Despite these challenges, Hu said she encourages other people to go thrifting and donate clothes to thrift stores.

“When people thrift, they always think it’s old stuff and it’s not always good quality, but if you look hard enough, there’s actually pretty nice stuff. I have this sweater that I really like and it’s from the ‘90s or something,” Hu said. “Other than thrifting, we also donate our clothes to thrift stores when we grow out of them. Instead of throwing clothes away, other people in need can wear them.”

On the other hand, Pishkur said thrifting is more of a personal choice.

“Thrifting is not for everyone, but if you are trying to save money and benefit the environment and you’re not grossed out by other people owning clothing before you, then that’s something people should do,” Pishkur said. “It’s easy, it’s convenient, and it definitely helps people give their clothes for a different purpose other than just throwing it away and it ends up where it shouldn’t be.”

Ultimately, Fisher said people should be more aware of what happens when they throw away clothes and consider thrifting as an option.

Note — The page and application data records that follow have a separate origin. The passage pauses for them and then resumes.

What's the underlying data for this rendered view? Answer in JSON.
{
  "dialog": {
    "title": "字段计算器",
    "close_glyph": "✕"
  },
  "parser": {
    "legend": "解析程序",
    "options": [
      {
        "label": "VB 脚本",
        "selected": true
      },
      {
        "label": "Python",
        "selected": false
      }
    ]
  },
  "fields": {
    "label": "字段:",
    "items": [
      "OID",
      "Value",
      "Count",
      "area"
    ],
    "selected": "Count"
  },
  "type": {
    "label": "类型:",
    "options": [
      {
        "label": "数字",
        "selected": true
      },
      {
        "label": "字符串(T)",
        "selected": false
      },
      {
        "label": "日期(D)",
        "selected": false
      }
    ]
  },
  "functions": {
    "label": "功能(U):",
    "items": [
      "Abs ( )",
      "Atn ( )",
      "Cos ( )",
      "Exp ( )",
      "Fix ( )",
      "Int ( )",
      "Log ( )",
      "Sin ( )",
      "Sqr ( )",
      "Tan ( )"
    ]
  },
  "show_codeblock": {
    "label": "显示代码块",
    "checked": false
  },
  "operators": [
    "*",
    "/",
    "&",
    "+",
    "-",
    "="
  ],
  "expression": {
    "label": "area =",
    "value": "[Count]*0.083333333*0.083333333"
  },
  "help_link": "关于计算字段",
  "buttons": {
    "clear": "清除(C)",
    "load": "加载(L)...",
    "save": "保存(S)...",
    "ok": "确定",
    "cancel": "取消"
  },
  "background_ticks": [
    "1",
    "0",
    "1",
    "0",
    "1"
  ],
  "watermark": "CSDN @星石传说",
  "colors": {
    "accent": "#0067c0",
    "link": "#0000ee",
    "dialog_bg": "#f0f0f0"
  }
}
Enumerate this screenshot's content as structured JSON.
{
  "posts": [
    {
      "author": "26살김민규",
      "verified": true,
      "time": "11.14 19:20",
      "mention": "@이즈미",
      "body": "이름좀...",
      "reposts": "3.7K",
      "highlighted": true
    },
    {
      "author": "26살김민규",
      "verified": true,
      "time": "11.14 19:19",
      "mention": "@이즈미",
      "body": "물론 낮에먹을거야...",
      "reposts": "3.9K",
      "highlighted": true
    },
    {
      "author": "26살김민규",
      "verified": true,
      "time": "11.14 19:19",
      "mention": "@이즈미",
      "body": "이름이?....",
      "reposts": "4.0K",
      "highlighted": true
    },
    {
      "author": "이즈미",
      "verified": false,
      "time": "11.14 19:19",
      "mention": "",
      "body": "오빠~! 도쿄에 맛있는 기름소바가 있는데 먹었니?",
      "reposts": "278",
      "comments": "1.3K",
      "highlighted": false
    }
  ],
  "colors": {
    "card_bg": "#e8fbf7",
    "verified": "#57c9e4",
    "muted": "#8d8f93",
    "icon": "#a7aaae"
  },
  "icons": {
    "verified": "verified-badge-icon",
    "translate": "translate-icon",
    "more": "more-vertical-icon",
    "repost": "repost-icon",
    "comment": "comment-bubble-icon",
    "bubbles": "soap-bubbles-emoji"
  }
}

Fisher said, “I think when consumers become more aware of what happens to their actual fabrics after they’ve discarded their garments, they start to think, ‘Oh, that’s one more piece that’s going into our trash pile that is going to hurt the Earth. I would rather buy something better for the environment.’”